**Data records for software interfaces**
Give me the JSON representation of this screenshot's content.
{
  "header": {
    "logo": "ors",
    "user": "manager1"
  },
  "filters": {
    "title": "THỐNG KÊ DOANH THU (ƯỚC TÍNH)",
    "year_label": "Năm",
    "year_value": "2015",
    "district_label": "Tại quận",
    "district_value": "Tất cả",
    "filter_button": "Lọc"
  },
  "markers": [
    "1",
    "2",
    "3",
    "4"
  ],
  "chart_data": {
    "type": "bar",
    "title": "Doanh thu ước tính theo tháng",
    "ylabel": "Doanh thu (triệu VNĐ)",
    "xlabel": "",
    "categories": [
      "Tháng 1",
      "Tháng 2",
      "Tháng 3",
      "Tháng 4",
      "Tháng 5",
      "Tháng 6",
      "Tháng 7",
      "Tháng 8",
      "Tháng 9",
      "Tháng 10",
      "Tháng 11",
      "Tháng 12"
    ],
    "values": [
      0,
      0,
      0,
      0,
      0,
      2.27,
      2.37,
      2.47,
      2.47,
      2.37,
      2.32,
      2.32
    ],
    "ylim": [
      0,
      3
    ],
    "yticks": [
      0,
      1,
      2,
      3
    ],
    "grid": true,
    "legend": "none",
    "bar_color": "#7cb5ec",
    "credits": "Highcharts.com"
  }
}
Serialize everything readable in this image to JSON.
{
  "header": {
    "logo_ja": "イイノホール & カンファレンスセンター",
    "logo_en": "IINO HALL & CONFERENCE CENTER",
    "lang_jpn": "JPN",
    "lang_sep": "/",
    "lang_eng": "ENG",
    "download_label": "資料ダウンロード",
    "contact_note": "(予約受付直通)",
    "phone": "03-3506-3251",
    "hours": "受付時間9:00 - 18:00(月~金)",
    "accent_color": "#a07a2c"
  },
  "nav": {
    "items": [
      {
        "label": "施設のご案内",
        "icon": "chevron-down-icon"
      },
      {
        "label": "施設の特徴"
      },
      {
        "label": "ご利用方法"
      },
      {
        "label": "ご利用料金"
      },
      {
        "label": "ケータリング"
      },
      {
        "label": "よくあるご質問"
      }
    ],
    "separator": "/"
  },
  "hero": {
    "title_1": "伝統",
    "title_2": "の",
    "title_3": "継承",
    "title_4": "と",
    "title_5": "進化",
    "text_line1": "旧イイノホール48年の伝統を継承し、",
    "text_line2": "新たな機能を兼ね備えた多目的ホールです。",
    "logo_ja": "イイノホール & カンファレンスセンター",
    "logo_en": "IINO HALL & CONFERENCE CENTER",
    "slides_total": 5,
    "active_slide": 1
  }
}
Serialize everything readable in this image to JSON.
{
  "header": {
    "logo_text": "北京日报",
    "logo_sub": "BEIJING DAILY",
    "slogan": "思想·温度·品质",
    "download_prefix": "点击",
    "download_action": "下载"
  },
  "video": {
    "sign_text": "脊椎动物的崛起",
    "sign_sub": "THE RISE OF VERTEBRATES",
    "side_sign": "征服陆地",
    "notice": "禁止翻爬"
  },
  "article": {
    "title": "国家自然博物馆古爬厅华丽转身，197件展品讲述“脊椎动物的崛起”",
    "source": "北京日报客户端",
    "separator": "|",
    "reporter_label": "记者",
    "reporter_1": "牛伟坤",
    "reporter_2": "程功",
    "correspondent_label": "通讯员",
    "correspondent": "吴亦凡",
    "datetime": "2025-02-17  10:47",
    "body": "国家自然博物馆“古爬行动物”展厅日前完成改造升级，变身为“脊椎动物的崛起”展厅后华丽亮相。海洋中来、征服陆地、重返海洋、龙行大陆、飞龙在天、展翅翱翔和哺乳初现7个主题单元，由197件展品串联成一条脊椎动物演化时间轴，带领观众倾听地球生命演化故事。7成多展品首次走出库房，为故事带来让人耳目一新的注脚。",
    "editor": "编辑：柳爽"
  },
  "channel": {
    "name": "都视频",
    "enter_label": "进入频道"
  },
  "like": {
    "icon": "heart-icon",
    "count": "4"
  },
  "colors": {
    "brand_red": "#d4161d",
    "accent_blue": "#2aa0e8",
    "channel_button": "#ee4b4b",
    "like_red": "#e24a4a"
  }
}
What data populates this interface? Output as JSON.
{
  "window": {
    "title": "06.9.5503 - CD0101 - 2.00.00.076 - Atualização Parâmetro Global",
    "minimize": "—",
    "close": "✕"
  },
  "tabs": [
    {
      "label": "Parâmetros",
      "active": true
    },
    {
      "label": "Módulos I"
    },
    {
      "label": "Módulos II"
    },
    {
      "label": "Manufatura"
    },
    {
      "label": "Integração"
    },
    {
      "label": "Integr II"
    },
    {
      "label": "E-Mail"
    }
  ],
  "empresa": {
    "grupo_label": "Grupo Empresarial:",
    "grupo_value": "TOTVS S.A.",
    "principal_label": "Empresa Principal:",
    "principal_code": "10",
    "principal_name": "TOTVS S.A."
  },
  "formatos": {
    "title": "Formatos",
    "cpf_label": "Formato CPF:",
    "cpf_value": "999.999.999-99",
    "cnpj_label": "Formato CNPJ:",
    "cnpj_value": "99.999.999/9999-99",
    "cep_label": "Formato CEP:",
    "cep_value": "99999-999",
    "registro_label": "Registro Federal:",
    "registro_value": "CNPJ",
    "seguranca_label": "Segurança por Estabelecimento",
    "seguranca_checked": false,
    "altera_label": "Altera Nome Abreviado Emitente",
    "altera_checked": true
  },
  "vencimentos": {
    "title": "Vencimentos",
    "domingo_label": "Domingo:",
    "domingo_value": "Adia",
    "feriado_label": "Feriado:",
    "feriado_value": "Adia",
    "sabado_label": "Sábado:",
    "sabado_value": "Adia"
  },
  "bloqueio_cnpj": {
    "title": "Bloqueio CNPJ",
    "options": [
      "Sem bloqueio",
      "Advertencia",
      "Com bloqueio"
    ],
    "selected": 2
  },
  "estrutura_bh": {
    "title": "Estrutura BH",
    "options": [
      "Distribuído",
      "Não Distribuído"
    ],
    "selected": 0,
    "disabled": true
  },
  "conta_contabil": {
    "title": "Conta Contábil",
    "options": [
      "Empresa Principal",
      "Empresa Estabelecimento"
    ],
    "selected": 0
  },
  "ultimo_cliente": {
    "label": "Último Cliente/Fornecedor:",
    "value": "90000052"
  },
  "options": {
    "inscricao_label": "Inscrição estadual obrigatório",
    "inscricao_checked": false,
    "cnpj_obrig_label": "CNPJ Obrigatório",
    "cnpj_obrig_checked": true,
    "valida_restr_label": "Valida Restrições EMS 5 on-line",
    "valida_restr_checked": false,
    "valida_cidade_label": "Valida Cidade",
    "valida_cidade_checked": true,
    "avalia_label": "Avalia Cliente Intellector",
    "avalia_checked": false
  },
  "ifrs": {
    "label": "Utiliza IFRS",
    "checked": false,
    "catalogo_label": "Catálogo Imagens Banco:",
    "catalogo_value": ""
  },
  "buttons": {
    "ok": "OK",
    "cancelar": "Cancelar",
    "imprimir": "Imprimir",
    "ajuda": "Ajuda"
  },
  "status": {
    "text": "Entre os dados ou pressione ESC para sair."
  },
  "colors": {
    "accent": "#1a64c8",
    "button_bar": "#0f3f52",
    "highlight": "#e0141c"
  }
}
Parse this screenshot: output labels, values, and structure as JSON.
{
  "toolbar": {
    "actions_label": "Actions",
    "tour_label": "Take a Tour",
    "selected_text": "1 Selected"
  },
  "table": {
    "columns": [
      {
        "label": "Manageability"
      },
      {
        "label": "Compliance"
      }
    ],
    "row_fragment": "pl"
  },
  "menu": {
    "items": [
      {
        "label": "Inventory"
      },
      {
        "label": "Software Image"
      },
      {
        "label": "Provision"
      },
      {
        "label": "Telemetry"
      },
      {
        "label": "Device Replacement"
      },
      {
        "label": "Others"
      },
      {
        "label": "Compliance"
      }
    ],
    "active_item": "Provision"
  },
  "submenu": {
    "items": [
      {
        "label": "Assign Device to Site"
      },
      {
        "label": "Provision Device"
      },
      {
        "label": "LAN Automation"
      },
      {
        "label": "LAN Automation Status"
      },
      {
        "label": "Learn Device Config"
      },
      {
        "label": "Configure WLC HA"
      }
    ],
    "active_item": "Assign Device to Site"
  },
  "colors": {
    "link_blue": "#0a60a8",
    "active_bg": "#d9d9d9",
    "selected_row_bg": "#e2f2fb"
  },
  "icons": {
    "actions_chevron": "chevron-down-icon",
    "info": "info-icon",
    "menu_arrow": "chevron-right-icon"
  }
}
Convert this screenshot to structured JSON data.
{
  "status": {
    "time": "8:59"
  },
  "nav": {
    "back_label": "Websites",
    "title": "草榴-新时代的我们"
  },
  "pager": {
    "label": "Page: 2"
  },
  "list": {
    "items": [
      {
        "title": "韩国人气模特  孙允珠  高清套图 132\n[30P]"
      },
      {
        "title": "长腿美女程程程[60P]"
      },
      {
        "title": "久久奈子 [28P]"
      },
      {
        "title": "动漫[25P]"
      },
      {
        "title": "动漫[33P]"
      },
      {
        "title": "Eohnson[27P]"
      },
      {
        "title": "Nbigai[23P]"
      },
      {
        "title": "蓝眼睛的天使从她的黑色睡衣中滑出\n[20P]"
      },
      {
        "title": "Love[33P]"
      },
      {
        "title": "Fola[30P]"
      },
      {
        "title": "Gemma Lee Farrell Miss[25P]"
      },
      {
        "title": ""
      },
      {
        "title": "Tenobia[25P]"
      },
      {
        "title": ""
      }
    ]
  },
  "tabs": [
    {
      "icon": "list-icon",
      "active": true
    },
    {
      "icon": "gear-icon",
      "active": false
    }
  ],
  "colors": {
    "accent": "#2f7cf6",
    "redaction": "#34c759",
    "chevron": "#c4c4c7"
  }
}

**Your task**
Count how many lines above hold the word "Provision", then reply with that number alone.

**Answer for this exercise**
3